:: Try it ::
Where in the records does the word "method" occur? Copy each line in which it does.

:: Excerpted records ::
----------------------------------------
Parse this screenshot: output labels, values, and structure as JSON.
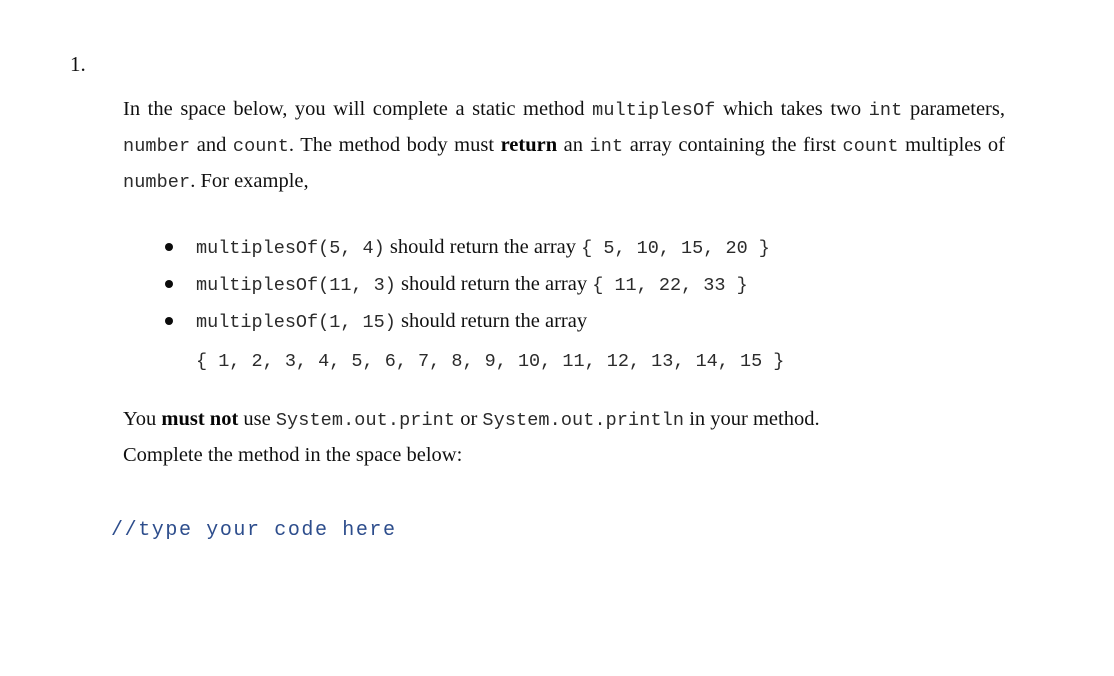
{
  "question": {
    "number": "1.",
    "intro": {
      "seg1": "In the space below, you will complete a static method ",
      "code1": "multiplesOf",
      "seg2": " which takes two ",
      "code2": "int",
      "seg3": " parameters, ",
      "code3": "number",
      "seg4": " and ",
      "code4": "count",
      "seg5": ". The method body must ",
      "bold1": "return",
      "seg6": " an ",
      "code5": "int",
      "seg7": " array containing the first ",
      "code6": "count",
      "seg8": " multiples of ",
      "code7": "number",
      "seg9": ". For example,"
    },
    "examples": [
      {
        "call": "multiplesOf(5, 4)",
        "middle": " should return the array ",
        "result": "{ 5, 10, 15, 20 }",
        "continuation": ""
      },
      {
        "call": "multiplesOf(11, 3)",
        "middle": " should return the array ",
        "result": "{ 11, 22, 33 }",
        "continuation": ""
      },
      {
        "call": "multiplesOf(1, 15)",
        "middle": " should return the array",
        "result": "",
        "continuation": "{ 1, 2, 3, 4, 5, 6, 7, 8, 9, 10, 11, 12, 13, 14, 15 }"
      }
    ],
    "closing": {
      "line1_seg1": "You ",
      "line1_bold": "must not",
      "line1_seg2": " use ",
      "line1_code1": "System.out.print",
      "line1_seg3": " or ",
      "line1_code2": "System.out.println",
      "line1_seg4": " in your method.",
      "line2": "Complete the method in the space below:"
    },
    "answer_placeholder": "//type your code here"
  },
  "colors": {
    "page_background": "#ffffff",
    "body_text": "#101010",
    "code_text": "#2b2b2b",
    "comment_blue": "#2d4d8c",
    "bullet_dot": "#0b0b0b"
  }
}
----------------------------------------
:: Response to this task ::
      "seg1": "In the space below, you will complete a static method ",
      "seg5": ". The method body must ",
      "line1_seg4": " in your method.",
      "line2": "Complete the method in the space below:"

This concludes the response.